**Entries from a dataset of interfaces:**
"""
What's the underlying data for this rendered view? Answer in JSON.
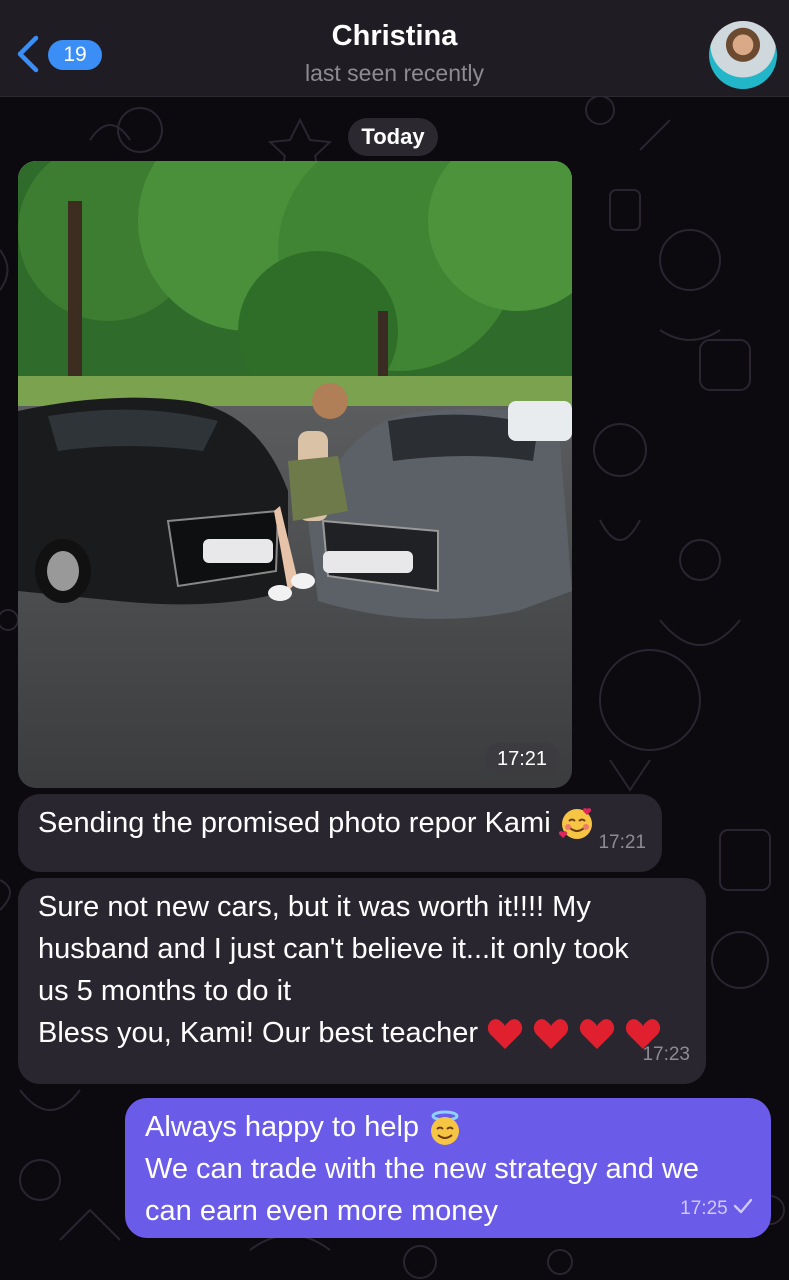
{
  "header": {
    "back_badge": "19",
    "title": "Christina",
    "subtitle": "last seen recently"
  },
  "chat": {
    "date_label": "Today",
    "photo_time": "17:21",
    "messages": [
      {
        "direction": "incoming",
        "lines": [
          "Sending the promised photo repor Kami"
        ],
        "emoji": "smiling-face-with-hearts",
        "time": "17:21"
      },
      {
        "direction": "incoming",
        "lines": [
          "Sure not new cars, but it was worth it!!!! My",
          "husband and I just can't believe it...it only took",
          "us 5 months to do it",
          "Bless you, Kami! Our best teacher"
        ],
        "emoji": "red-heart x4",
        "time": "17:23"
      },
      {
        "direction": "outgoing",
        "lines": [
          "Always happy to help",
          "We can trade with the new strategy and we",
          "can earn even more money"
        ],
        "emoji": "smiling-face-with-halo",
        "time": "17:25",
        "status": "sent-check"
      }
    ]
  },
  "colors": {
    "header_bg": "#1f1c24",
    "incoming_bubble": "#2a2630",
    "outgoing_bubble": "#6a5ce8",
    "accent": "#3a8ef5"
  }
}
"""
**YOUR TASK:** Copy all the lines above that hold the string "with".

**EXERCISE OUTPUT:**
        "emoji": "smiling-face-with-hearts",
          "We can trade with the new strategy and we",
        "emoji": "smiling-face-with-halo",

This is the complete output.